◆ What the exercise asks: The entries should each be set down again precisely.

*-*-*

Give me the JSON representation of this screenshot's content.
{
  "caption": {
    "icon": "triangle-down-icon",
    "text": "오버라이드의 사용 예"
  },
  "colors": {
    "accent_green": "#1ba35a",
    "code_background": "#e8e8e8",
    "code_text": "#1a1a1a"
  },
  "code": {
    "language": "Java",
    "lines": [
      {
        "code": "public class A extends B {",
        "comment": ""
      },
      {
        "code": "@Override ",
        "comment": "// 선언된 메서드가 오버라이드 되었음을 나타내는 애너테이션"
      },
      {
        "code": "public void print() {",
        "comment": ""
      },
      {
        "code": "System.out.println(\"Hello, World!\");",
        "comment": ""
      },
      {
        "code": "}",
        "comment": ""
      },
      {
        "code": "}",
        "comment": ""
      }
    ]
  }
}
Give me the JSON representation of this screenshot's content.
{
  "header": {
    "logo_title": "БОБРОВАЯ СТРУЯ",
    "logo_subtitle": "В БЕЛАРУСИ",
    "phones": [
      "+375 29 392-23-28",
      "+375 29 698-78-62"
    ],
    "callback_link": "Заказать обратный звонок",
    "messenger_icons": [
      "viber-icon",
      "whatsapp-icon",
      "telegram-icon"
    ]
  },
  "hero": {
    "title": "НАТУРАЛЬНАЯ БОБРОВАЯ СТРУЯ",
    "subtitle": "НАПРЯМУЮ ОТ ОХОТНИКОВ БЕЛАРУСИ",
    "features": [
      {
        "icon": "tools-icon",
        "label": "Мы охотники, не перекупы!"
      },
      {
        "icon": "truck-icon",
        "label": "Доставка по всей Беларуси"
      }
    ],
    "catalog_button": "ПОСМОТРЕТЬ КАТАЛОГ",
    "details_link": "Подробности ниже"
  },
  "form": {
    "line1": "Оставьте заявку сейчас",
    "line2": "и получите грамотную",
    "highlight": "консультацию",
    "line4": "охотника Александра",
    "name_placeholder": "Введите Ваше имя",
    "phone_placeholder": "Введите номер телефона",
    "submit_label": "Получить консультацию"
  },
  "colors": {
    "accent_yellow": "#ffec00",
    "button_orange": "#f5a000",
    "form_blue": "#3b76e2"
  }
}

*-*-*

◆ Response to the task:
Give me the JSON representation of this screenshot's content.
{
  "caption": {
    "icon": "triangle-down-icon",
    "text": "오버라이드의 사용 예"
  },
  "colors": {
    "accent_green": "#1ba35a",
    "code_background": "#e8e8e8",
    "code_text": "#1a1a1a"
  },
  "code": {
    "language": "Java",
    "lines": [
      {
        "code": "public class A extends B {",
        "comment": ""
      },
      {
        "code": "@Override ",
        "comment": "// 선언된 메서드가 오버라이드 되었음을 나타내는 애너테이션"
      },
      {
        "code": "public void print() {",
        "comment": ""
      },
      {
        "code": "System.out.println(\"Hello, World!\");",
        "comment": ""
      },
      {
        "code": "}",
        "comment": ""
      },
      {
        "code": "}",
        "comment": ""
      }
    ]
  }
}
Give me the JSON representation of this screenshot's content.
{
  "header": {
    "logo_title": "БОБРОВАЯ СТРУЯ",
    "logo_subtitle": "В БЕЛАРУСИ",
    "phones": [
      "+375 29 392-23-28",
      "+375 29 698-78-62"
    ],
    "callback_link": "Заказать обратный звонок",
    "messenger_icons": [
      "viber-icon",
      "whatsapp-icon",
      "telegram-icon"
    ]
  },
  "hero": {
    "title": "НАТУРАЛЬНАЯ БОБРОВАЯ СТРУЯ",
    "subtitle": "НАПРЯМУЮ ОТ ОХОТНИКОВ БЕЛАРУСИ",
    "features": [
      {
        "icon": "tools-icon",
        "label": "Мы охотники, не перекупы!"
      },
      {
        "icon": "truck-icon",
        "label": "Доставка по всей Беларуси"
      }
    ],
    "catalog_button": "ПОСМОТРЕТЬ КАТАЛОГ",
    "details_link": "Подробности ниже"
  },
  "form": {
    "line1": "Оставьте заявку сейчас",
    "line2": "и получите грамотную",
    "highlight": "консультацию",
    "line4": "охотника Александра",
    "name_placeholder": "Введите Ваше имя",
    "phone_placeholder": "Введите номер телефона",
    "submit_label": "Получить консультацию"
  },
  "colors": {
    "accent_yellow": "#ffec00",
    "button_orange": "#f5a000",
    "form_blue": "#3b76e2"
  }
}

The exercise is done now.